“There’s often that guy or girl who’ll squat a certain amount, but they’ll only use a portion of it because they don’t have the toughness, the motivation and the confidence to be able to use it,” said Markovcy, who admitted that testing can be overrated.
Kaunas is a perfect example. Kurt and junior Ray Mastroianni battle year after year for the best 40-yard dash time. In the weight room, Kurt’s numbers aren’t on the leaderboard. However, he uses those numbers on the field and gets the most out of his frame.
Kaunas used to think about his size through high school, but not now.
“When I got to college, I didn’t really look at my size as being an issue,” he said. “I know my strengths and try to execute those as best as possible.”
Markovcy’s program deserves a lot of credit, but most importantly, Kaunas deserves the credit for embracing the extra work and going out and making it happen.
“Sometimes, I discredit myself,” said Eric. “If I’m not careful, I can become too much of a babysitter or a crutch. Sometimes, I try to pull back. I work with the student-athletes for the hard things, in terms of the mental aspect.”
In many ways, strength and conditioning is a microcosm of life, both now and post-Lehigh.
“The efforts that student-athletes show here are definitely going to be pushed onto what they do outside of the weight room or the lacrosse field, which is the biggest gratification as a coach,” said Markovcy. “I know Kurt’s going to be successful in life because of the efforts and more importantly, the attitude that he’s shown in here. I want to see people be successful in life. He’s going to be one of those guys. We have a ton of those people on this team, but he’s definitely one who’s at the top of that heap.”

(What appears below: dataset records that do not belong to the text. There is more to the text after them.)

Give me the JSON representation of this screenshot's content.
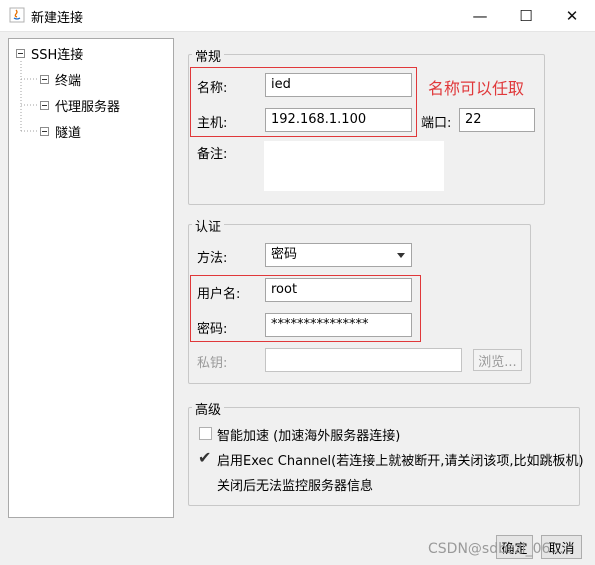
{
  "window": {
    "title": "新建连接",
    "minimize": "—",
    "maximize": "☐",
    "close": "✕"
  },
  "tree": {
    "root": "SSH连接",
    "children": [
      "终端",
      "代理服务器",
      "隧道"
    ]
  },
  "general": {
    "legend": "常规",
    "name_label": "名称:",
    "name_value": "ied",
    "host_label": "主机:",
    "host_value": "192.168.1.100",
    "port_label": "端口:",
    "port_value": "22",
    "note_label": "备注:",
    "annotation": "名称可以任取"
  },
  "auth": {
    "legend": "认证",
    "method_label": "方法:",
    "method_value": "密码",
    "user_label": "用户名:",
    "user_value": "root",
    "password_label": "密码:",
    "password_value": "***************",
    "key_label": "私钥:",
    "browse_label": "浏览..."
  },
  "advanced": {
    "legend": "高级",
    "opt1_label": "智能加速 (加速海外服务器连接)",
    "opt1_checked": false,
    "opt2_label": "启用Exec Channel(若连接上就被断开,请关闭该项,比如跳板机)",
    "opt2_checked": true,
    "opt2_note": "关闭后无法监控服务器信息"
  },
  "buttons": {
    "ok": "确定",
    "cancel": "取消"
  },
  "watermark": "CSDN@sdbzzl_06...",
  "colors": {
    "annotation": "#e0383a",
    "window_bg": "#f0f0f0"
  }
}
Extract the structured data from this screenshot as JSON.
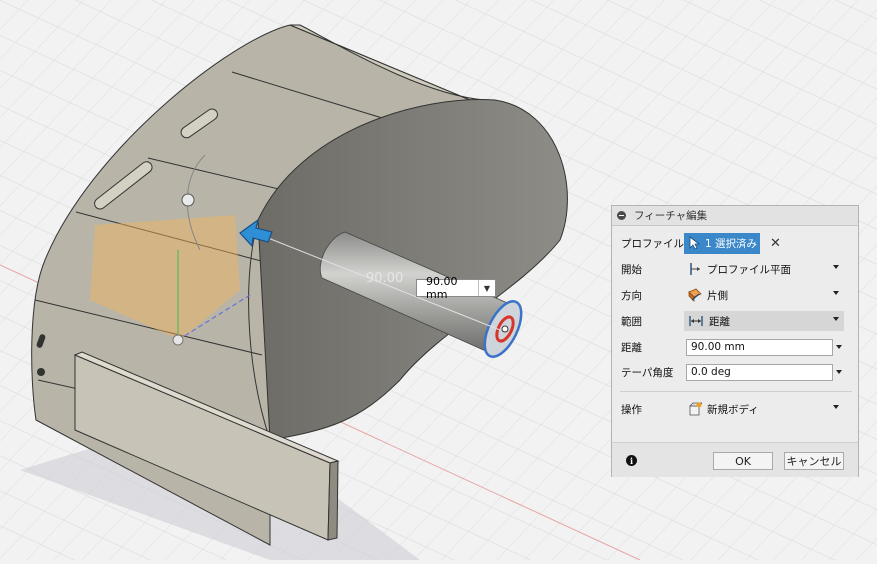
{
  "viewport": {
    "dimension_ghost": "90.00",
    "dimension_input": "90.00 mm"
  },
  "dialog": {
    "title": "フィーチャ編集",
    "profile": {
      "label": "プロファイル",
      "value": "1 選択済み"
    },
    "start": {
      "label": "開始",
      "value": "プロファイル平面"
    },
    "direction": {
      "label": "方向",
      "value": "片側"
    },
    "extent": {
      "label": "範囲",
      "value": "距離"
    },
    "distance": {
      "label": "距離",
      "value": "90.00 mm"
    },
    "taper": {
      "label": "テーパ角度",
      "value": "0.0 deg"
    },
    "operation": {
      "label": "操作",
      "value": "新規ボディ"
    },
    "ok_label": "OK",
    "cancel_label": "キャンセル"
  },
  "colors": {
    "accent": "#3a87c9",
    "selection_red": "#d7342a",
    "preview_orange": "#f5b45a"
  }
}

The success is already translating. Kaunas has secured a job with Private Wealth Management group, an EH2 group of Morgan Stanley. After his internship last summer, he was offered a full-time position.
Kurt can rest easily knowing he has a position post-graduation. For now, he’s focused on finishing his Lehigh career strongly, both in the classroom and on the field. Kaunas is part of a strong senior class that’s only known winning (three Patriot League Championship Game appearances, including two titles). The team looks to reach new heights in 2015.
“We’ve been working hard to try to cap this thing off right,” said Kaunas. “We want to compete for a National Championship. We want to win the Patriot League and move further. That’s our main goal. We want more than we’ve had in the past.”
From a 130-pound high school football player to an All-League honoree, Kaunas’ success in Division I college lacrosse may be a surprise to others, but not to Kurt.
“Kurt has proven that hard work, dedication, toughness, and a commitment to high intensity training can outweigh height and stature,” said Cassese. “Kurt assessed his athletic situation and then focused on the things he could control, rather than on the things he had no control over. Because of that, he has become a leader on our team, an All-League performer and is poised to have a terrific senior season.”
“The eye test sometimes skews your perception of a person and sometimes people are set up for failure because of your initial view of them,” said Markovcy. “I think that happened for most people when they saw Kurt. Not only did he have to battle being undersized, but he also had to battle an image. I don’t say that as a negative because it turned out to be a positive. That motivated him and forced him to shine that much brighter.”